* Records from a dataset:
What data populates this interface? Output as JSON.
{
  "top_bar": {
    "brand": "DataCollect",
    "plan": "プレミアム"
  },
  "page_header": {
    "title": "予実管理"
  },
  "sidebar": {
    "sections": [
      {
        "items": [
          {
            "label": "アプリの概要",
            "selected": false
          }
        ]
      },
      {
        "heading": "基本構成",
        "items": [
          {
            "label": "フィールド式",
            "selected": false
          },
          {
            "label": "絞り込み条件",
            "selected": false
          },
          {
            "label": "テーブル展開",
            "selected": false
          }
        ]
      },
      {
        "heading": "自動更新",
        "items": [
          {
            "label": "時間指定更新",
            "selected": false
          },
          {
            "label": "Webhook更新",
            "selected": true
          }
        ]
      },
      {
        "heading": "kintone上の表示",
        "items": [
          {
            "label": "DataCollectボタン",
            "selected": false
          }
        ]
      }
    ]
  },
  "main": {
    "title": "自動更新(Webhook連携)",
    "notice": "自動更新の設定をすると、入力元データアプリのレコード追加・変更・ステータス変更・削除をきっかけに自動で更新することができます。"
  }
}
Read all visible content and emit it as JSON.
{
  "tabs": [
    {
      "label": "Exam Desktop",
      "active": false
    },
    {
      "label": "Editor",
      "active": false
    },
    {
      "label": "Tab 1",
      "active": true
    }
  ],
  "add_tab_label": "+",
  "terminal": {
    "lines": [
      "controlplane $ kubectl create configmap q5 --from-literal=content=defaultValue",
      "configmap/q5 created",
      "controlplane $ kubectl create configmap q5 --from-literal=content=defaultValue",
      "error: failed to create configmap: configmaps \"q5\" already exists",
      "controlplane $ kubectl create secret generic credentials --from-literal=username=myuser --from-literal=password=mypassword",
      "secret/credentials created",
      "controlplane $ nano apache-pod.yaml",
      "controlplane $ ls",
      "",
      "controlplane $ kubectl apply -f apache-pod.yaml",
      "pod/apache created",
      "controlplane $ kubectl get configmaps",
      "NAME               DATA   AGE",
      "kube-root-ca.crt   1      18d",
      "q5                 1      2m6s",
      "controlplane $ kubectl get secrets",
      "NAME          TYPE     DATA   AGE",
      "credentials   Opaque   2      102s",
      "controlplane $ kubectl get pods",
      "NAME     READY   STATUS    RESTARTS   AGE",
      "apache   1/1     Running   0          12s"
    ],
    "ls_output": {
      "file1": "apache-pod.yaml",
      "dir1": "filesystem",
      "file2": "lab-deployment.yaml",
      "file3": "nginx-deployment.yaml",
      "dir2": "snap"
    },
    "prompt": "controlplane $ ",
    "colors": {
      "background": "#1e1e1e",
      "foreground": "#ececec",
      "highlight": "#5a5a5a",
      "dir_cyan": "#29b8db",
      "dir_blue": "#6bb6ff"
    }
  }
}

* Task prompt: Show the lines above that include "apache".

* Task result:
      "controlplane $ nano apache-pod.yaml",
      "controlplane $ kubectl apply -f apache-pod.yaml",
      "pod/apache created",
      "apache   1/1     Running   0          12s"
      "file1": "apache-pod.yaml",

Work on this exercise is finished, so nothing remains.